COVID-19 booster shots won’t be brought forward after Australia’s health experts determined a sooner third dose provided no additional protection against the emerging Omicron variant.
It comes with Australia set to pass 500,000 COVID top-up shots administered since the third doses were approved for use in this country.
The Australian Technical Advisory Group on Immunisation determined people will still have to wait six months to receive their booster dose.
Chief medical officer Paul Kelly said there was little evidence bringing forward the booster shot would provide a greater level of protection against the new Omicron variant.
“Is [Omicron] more severe? We don’t know yet. But at the moment, there is the evidence that it’s mild or the same,” he said in Canberra on Friday.
“I would stress that it’s very early days. It is only in the last few weeks this has been circulating in South Africa and elsewhere, and there is that delay from cases to hospitalisations and deaths.”
There have been 10 confirmed cases of Omicron in Australia, nine of them in NSW and the last in the Northern Territory.
NSW was investigating possible community spread of the variant on Friday. A student at a western Sydney high school who has not travelled overseas recently has been identified as the state’s ninth Omicron case – with NSW Health Minister Brad Hazzard confirming
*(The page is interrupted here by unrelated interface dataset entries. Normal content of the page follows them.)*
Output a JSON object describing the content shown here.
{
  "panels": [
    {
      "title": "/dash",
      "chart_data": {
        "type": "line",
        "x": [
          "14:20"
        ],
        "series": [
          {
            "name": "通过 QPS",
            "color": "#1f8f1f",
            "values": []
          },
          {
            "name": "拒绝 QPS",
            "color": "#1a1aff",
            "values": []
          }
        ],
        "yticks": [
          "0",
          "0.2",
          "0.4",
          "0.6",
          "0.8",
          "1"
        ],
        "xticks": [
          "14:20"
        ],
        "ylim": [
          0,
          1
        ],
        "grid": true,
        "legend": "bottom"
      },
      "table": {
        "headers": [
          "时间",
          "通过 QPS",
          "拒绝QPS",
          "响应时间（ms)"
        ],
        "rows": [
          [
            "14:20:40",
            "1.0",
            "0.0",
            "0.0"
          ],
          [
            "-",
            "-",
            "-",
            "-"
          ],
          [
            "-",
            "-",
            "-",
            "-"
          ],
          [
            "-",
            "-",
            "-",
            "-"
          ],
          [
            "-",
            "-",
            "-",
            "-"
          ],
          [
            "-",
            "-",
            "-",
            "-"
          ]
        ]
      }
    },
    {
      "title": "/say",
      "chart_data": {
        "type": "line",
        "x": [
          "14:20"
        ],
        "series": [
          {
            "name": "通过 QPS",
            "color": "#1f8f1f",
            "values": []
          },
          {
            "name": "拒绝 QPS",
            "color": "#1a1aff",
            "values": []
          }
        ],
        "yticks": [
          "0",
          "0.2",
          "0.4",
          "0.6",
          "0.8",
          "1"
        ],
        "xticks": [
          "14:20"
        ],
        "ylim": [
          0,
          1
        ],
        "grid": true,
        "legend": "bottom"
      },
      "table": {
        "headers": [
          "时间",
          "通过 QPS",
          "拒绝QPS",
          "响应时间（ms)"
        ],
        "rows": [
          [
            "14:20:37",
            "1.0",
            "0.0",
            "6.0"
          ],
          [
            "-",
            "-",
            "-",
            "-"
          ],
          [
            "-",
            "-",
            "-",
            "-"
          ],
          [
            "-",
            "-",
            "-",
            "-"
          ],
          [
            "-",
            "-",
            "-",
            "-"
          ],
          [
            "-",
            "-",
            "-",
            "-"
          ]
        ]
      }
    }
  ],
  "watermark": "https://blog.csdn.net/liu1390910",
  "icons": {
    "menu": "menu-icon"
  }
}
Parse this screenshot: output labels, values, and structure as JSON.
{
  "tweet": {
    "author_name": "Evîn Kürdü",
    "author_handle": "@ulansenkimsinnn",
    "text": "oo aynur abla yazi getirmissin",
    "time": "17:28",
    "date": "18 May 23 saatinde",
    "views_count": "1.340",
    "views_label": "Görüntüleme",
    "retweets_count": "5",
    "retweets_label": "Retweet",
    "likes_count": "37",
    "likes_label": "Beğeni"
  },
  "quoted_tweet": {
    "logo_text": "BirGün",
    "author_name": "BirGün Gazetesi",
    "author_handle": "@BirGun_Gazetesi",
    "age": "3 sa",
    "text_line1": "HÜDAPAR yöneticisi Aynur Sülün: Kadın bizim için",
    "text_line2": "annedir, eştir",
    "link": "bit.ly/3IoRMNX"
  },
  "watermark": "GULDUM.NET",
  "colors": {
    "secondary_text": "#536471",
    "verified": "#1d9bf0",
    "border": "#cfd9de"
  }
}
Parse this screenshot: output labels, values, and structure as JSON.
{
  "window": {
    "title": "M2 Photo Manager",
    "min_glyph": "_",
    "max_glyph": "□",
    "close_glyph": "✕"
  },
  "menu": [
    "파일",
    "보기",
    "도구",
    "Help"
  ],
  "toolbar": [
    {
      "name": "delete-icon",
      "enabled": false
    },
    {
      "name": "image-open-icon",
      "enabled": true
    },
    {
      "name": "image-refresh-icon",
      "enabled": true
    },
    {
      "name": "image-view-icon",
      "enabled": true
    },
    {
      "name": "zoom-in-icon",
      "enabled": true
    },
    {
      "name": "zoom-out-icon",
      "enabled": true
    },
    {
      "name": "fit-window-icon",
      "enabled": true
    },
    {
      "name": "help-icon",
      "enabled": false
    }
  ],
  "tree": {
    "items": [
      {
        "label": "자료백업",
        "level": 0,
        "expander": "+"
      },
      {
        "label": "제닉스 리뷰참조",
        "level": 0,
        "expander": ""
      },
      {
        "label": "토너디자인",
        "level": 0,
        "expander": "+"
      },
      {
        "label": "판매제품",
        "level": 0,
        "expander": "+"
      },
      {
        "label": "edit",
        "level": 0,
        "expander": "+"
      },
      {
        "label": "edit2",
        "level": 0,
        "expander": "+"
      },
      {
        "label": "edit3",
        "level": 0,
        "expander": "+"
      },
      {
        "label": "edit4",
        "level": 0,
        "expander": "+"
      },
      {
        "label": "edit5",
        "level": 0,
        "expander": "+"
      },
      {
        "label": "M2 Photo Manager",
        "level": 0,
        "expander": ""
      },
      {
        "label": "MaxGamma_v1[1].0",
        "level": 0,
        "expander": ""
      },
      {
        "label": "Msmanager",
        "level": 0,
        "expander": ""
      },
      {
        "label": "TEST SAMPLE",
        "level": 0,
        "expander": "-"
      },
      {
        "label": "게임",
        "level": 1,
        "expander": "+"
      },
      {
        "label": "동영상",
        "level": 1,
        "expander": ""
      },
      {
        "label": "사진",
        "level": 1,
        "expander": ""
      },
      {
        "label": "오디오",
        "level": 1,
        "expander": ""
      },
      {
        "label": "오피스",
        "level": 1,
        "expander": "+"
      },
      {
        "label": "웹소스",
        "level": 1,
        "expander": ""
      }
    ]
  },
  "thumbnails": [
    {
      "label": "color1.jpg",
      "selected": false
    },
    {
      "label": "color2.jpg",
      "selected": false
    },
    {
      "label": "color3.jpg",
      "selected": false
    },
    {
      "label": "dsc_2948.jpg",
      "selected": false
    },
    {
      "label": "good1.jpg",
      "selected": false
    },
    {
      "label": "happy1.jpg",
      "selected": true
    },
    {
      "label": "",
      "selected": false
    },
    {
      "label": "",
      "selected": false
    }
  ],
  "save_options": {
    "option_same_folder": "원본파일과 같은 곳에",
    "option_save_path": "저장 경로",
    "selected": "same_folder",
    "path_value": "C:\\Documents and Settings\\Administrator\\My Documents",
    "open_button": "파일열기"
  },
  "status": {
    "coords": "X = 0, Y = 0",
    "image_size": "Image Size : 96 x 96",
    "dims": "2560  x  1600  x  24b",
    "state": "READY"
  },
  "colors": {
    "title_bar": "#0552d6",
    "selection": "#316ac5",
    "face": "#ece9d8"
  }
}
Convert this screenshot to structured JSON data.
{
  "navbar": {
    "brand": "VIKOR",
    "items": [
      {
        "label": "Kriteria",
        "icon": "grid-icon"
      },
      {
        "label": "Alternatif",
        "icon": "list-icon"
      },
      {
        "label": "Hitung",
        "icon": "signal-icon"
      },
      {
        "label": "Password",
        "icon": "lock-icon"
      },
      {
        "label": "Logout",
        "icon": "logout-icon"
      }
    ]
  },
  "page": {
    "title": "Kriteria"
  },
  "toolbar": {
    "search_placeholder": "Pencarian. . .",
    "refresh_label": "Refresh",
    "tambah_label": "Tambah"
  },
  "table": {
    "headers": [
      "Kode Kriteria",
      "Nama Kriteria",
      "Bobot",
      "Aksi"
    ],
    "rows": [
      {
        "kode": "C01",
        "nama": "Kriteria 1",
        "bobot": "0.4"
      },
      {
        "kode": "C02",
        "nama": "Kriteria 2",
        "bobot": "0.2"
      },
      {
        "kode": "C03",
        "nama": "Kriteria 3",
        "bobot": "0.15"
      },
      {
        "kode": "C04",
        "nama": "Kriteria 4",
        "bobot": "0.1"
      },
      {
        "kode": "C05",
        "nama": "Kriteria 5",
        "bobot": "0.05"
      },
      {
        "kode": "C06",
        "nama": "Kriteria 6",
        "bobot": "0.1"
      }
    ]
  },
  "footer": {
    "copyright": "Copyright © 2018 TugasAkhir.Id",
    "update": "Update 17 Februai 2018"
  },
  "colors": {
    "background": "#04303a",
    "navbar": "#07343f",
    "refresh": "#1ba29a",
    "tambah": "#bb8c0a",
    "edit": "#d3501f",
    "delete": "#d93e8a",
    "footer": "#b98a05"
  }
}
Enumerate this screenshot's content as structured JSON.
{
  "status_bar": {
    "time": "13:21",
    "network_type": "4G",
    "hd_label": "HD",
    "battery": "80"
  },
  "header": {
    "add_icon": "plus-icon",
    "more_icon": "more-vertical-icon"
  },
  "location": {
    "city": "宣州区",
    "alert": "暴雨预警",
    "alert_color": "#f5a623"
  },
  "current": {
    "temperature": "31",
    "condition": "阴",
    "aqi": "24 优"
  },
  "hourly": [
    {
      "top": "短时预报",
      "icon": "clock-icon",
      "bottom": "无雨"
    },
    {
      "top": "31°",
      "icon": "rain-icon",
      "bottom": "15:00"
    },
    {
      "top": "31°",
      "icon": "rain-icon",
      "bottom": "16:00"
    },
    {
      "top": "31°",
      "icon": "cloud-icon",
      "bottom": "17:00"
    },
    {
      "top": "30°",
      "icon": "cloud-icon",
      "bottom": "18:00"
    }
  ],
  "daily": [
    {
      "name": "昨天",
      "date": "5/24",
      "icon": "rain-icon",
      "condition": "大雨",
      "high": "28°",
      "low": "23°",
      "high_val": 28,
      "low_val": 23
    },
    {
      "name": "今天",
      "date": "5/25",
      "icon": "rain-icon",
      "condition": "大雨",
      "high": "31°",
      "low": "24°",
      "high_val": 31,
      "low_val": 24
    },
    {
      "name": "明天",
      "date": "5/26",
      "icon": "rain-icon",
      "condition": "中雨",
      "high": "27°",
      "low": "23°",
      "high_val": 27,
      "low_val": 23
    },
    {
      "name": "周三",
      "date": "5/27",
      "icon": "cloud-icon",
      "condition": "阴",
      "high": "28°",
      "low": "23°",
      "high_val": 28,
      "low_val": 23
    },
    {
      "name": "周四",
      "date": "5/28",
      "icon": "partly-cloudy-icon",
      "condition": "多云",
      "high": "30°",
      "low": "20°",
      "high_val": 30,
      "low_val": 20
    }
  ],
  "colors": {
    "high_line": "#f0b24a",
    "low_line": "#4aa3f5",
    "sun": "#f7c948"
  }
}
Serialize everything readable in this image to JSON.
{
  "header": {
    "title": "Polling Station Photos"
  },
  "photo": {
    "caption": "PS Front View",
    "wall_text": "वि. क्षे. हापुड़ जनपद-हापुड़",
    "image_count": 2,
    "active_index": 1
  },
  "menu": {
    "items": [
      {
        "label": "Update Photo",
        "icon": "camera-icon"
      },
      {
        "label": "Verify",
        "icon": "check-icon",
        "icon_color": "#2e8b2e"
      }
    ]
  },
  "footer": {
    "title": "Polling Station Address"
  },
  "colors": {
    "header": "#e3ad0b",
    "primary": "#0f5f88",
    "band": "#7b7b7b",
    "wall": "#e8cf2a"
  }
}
investigations continued into whether two other virus-positive students from the school also had the variant.
“It is a challenge,” he said.
“I think transmission is always a concern but we again need to keep it in perspective at the moment. Worldwide, there is not a clarity around whether this particular variant is going to cause us anywhere near the problems that the earlier variants caused us.”
Confirmation of the cases is expected later on Friday.
Globally, more than 400 Omicron cases have been identified in 30 countries.
Federal Health Minister Greg Hunt said work was still being done to investigate Omicron.
“The earliest advice, and it is too early to draw a final conclusion, is it may be more transmissible,” Mr Hunt told the Seven Network.
“The vaccines are likely, still, to have good protection, but we do need more information and it could be milder.”
Mr Hunt said it was likely future variants would also be detected, but less severe than some of the first strains detected.
Australian authorities met virtually on Thursday night with their South African counterparts about Omicron, which emerged in the region.
“They are seeing a rise in hospitalisations there. But even hospitalisations they are seeing with the Omicron variant are not any more severe than previous,” Professor Kelly said.
He said more information on the effectiveness of treatments and vaccines was needed, but South Africa was unlikely to provide such information given the low rate of vaccination there.
Meanwhile, the federal government has approved another $540 million for the pandemic response.
This includes extending access to bulk-billed COVID-19 tests, funding for the health department’s National Incident Centre and $48 million for medical research.
Money will also go towards the aged care sector and workforce capacity as well as continuing the vaccine rollout in rural and remote areas.
It comes as 87.7 per cent of Australians over 16 have been fully vaccinated, with 92.7 per cent having had a first dose.
There have been 495,000 booster shots administered, and is likely to surpass half a million in the next day.
The NT had its first COVID-19 death on Friday, an unvaccinated woman from a remote Indigenous community.
The virus has been detected in three remote communities in the Top End. Chief Minister Michael Gunner said it was “very unlikely to be the last time we have to deliver such news”.
Also on Friday, Victoria had 1188 more infections and 11 deaths.
NSW had 337 cases, while there were four in the ACT.